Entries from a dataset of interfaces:
____________________

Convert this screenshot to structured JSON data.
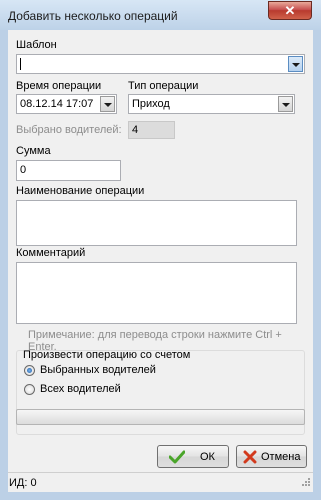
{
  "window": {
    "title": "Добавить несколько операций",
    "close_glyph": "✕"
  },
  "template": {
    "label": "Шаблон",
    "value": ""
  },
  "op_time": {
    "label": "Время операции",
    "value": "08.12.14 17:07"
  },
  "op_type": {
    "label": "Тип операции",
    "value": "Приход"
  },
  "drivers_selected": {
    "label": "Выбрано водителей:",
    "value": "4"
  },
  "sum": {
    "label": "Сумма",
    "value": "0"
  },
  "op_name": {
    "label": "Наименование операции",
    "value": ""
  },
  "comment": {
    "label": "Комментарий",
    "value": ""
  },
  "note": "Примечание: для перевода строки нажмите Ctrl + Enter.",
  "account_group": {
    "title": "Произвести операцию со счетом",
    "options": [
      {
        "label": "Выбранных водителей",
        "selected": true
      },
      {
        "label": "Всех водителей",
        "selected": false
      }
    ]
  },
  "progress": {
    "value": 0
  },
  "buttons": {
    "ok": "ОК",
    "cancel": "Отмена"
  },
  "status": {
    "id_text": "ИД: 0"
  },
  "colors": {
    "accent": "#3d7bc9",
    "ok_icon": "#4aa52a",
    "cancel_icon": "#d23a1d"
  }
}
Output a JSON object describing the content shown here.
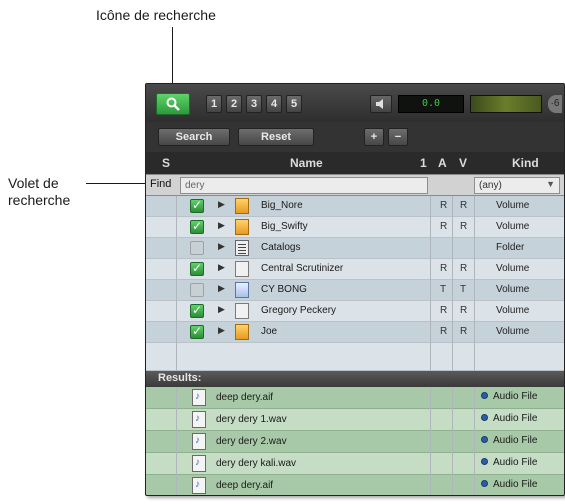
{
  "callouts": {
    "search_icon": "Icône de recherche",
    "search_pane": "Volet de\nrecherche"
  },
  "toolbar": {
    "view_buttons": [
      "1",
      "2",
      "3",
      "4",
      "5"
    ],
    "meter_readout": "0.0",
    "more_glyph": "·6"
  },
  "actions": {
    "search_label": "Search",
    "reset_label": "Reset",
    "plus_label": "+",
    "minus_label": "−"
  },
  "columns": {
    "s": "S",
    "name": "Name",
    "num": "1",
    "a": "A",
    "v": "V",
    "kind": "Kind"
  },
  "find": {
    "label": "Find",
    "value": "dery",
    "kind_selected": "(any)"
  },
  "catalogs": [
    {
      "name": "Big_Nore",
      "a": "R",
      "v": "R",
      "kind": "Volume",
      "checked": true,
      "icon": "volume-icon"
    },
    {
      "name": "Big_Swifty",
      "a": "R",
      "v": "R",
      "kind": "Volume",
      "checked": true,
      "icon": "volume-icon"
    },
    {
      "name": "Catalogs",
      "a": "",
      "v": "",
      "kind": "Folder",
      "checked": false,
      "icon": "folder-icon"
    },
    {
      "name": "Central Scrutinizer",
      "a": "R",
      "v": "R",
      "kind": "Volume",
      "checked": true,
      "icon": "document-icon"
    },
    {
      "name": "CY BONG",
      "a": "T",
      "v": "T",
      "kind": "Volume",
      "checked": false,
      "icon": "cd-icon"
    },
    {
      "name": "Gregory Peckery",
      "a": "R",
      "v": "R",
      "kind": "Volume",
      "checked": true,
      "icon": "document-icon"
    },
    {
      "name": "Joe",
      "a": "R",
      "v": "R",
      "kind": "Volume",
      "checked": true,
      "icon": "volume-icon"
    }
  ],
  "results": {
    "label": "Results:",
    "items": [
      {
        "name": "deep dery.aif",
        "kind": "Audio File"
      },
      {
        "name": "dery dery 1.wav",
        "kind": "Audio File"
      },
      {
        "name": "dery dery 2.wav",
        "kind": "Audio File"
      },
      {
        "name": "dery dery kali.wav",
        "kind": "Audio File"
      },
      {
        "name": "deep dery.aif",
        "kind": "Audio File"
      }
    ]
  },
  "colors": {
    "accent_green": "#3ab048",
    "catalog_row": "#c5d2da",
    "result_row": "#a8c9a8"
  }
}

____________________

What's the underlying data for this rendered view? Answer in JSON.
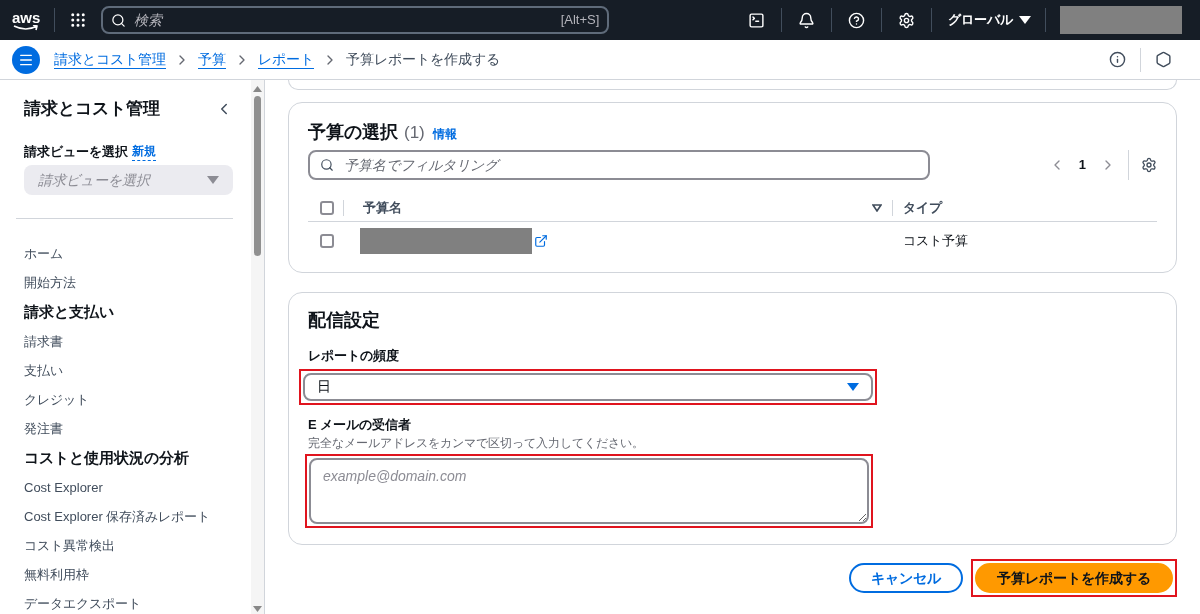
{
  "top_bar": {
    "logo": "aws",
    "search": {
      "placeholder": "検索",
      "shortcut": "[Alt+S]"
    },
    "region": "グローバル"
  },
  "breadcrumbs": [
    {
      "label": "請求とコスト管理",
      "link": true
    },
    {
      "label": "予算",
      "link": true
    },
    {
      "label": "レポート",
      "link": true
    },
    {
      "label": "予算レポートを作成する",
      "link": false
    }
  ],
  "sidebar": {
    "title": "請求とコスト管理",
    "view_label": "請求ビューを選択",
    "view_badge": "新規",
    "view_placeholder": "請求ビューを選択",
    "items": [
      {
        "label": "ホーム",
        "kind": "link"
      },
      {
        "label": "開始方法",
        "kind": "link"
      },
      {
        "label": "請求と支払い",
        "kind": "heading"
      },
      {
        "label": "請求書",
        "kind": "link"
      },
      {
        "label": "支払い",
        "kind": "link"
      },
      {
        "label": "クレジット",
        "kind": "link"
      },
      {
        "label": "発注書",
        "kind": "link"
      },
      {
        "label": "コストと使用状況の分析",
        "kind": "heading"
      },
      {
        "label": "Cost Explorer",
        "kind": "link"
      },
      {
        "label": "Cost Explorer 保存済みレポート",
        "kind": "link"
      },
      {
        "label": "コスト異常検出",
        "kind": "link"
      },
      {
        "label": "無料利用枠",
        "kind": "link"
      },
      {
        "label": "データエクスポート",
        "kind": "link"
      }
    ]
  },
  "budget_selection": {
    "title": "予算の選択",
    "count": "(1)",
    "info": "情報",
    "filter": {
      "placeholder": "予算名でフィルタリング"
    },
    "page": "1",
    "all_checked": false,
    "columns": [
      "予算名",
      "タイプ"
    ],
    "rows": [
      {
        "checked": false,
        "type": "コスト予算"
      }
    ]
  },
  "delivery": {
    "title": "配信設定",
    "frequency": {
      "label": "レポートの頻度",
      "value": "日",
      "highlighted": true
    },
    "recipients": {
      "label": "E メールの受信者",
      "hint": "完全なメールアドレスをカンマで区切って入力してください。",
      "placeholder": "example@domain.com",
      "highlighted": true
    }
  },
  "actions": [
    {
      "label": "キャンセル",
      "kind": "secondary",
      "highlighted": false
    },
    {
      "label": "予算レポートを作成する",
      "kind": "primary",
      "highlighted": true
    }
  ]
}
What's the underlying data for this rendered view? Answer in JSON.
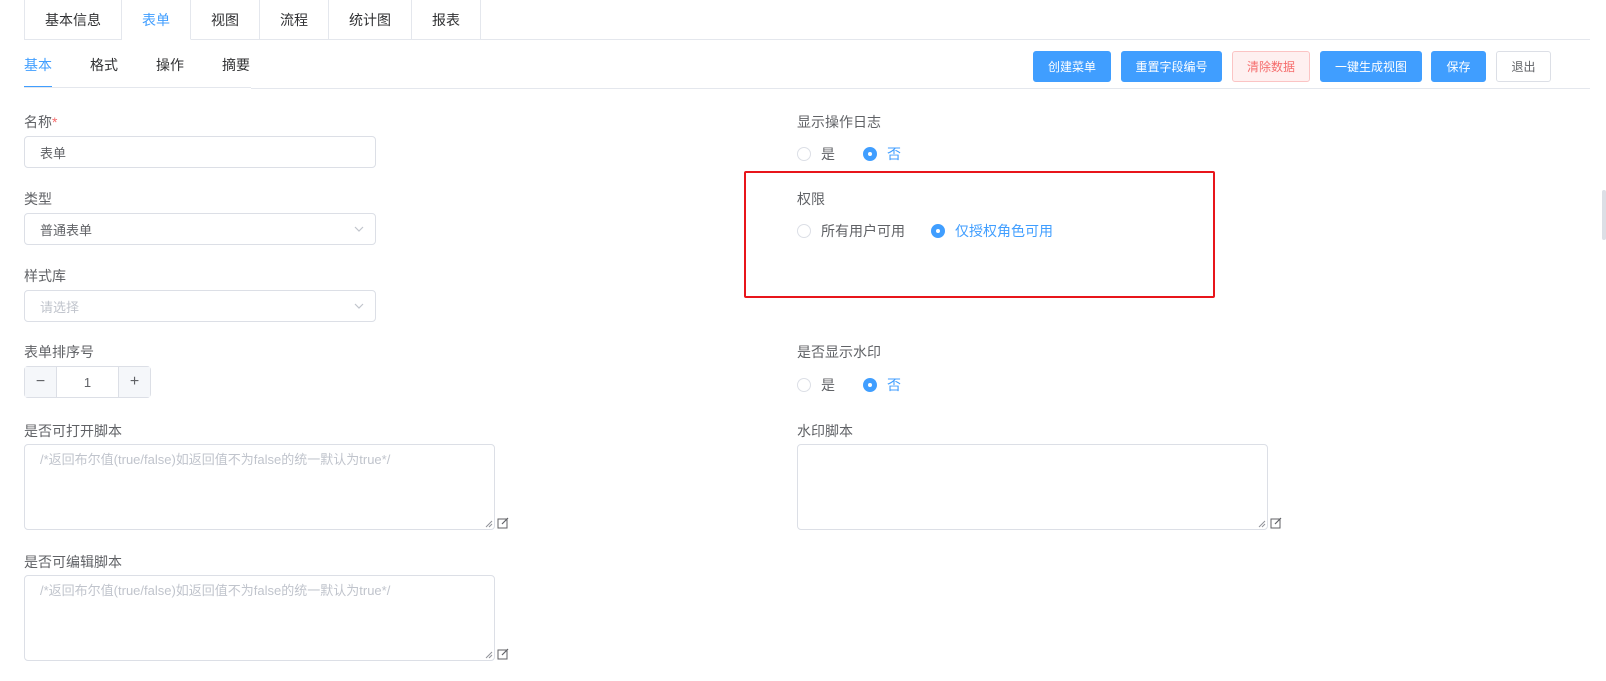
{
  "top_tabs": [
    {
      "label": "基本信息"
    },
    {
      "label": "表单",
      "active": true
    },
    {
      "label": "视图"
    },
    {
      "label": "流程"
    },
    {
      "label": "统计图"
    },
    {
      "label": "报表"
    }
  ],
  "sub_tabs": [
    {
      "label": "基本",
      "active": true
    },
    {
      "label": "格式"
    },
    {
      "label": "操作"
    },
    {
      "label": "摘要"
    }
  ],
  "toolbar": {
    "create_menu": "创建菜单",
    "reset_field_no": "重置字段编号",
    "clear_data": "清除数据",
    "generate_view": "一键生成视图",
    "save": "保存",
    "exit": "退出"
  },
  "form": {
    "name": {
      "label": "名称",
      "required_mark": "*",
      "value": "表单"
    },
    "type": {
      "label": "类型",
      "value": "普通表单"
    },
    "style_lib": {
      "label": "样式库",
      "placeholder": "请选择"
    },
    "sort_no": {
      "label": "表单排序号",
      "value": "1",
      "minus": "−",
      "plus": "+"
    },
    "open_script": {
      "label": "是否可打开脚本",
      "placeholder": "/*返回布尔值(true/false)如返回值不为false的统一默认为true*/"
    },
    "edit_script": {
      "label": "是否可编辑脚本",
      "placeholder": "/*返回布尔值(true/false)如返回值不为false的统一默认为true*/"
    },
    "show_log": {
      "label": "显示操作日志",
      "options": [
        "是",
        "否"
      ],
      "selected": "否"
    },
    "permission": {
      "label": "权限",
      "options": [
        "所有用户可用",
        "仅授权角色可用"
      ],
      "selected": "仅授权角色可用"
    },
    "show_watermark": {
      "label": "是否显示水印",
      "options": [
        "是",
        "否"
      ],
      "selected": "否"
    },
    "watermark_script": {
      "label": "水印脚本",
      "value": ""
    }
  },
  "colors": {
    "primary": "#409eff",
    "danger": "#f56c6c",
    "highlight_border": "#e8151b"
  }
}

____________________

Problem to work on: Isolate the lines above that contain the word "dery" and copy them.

Result of the exercise:
    "value": "dery",
        "name": "deep dery.aif",
        "name": "dery dery 1.wav",
        "name": "dery dery 2.wav",
        "name": "dery dery kali.wav",
        "name": "deep dery.aif",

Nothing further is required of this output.